- The qualified beneficiary enrolls in Medicare after electing COBRA; or
- The employer ceases to maintain any group health plan.
Premium charged for continuation coverage: The plan may require payment of a premium for continuation coverage. However, the premium may not exceed 102% for COBRA coverage of the applicable premium that would have been paid by the employer and the employee had the qualifying event not occurred. Note, however, that for employees entitled to a disability extension of the maximum coverage period, an employer may charge a premium of up to 150 percent of the applicable premium.
What you need to do: Employers must offer continuation coverage with benefits that are identical to the coverage provided under the plan to similarly situated beneficiaries who are still participants in the plan. A group health plan is required to provide an initial COBRA notice to each covered employee and spouse upon their first becoming covered by the group health plan. Within 30 days of the date on which a covered employee dies, is terminated from employment, has a reduction in hours, or becomes entitled to benefits under Medicare, the employer must notify the plan administrator, and, within 14 days, the administrator must inform the qualified beneficiaries of their rights to continuation coverage and provide a COBRA election form. Each qualified beneficiary has 60 days after the notice is received to elect COBRA coverage.
Similarly, a covered employee, spouse or dependent must notify the plan administrator in the event of divorce or legal separation, or of a dependent child ceasing to be a dependent child under the plan, within 60 days. After notice of the divorce, legal separation, or loss of dependent status by a child, the plan administrator, in turn, must within 14 days notify the qualified beneficiaries of the right to elect continuation coverage. In addition, qualified beneficiaries who are disabled at the time of the qualifying event must notify the plan administrator of the disability (within 60 days of the date of the Social Security Administration’s determination of the disability); and when the beneficiary is no longer disabled (within 30 days after final determination of the nondisability).
Employee Retirement Income Security Act of 1974 (ERISA)
Type of law: Federal.
Who’s affected: All private sector employers or sponsors (such as labor trusts or associations) that provide group health benefits, whether through the purchase of insurance or otherwise. Health benefit plans offered by state and local governments or churches are not subject to ERISA.

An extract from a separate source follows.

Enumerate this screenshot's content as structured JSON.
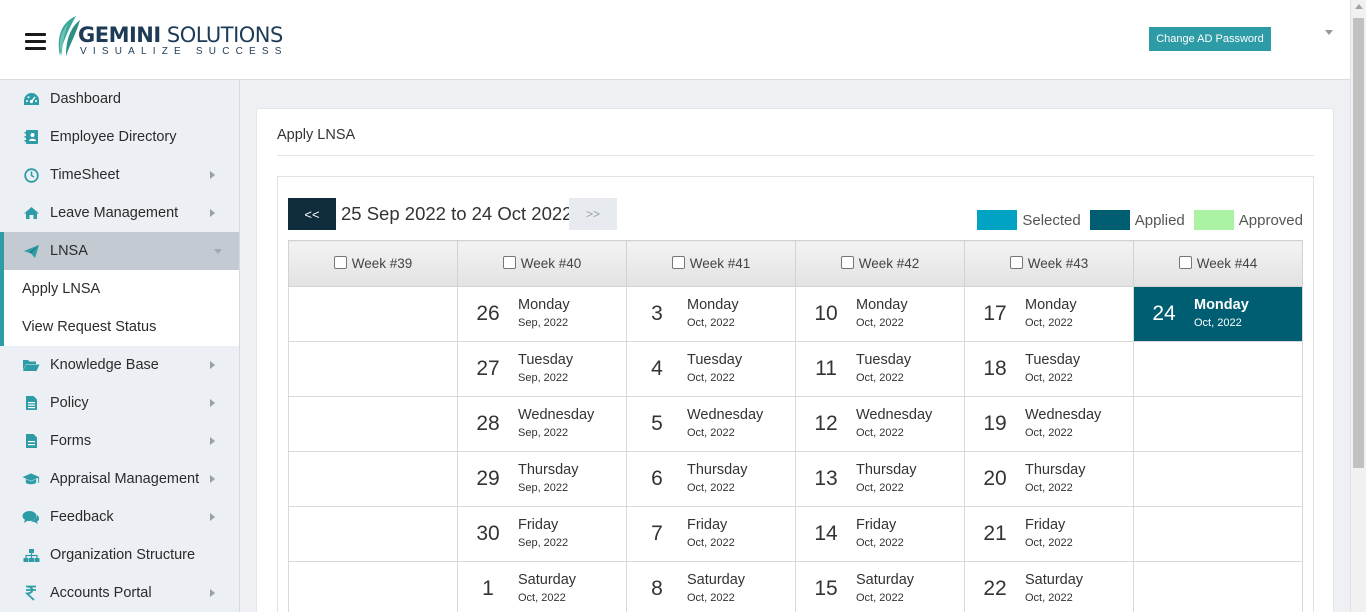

What it does: ERISA governs many employee benefit plan aspects, including how employers must provide plan information to employees. ERISA also governs the claims and appeals procedures for qualified plans.
What you need to do: You must provide all covered employees with a Summary Plan Description that describes the plan in understandable terms, how benefits are paid, when benefits are not paid, and employees’ rights and responsibilities. You must also provide a notice to all employees when you make a significant change to your plan. This notice is called a Summary of Material Modifications.
Health Insurance Portability and Accountability Act (HIPAA)
Type of law: Federal
Who’s affected: Federal law governs employers with two or more employees.
What it does: HIPAA allows employees to obtain health insurance when they lose their group health insurance or change their job, even if they have a preexisting health condition. If an employee qualifies, he cannot be denied insurance because of his medical history.
What you need to do: If your medical plan has a preexisting condition clause, make sure new employees provide evidence of creditable coverage, also known as a HIPAA certificate. Evidence of creditable coverage is generally a letter that describes how long the employee has been previously covered. You will need to notify the new participant of the length of any applicable preexisting condition exclusion after creditable coverage is taken into account. (In 2014 under Affordable Care, insurers will no longer be able to deny coverage to an individual based on a preexisting condition, health status, or claims history.) When coverage ends for an employee or family member, the insurer must send a HIPAA certificate to the former participant.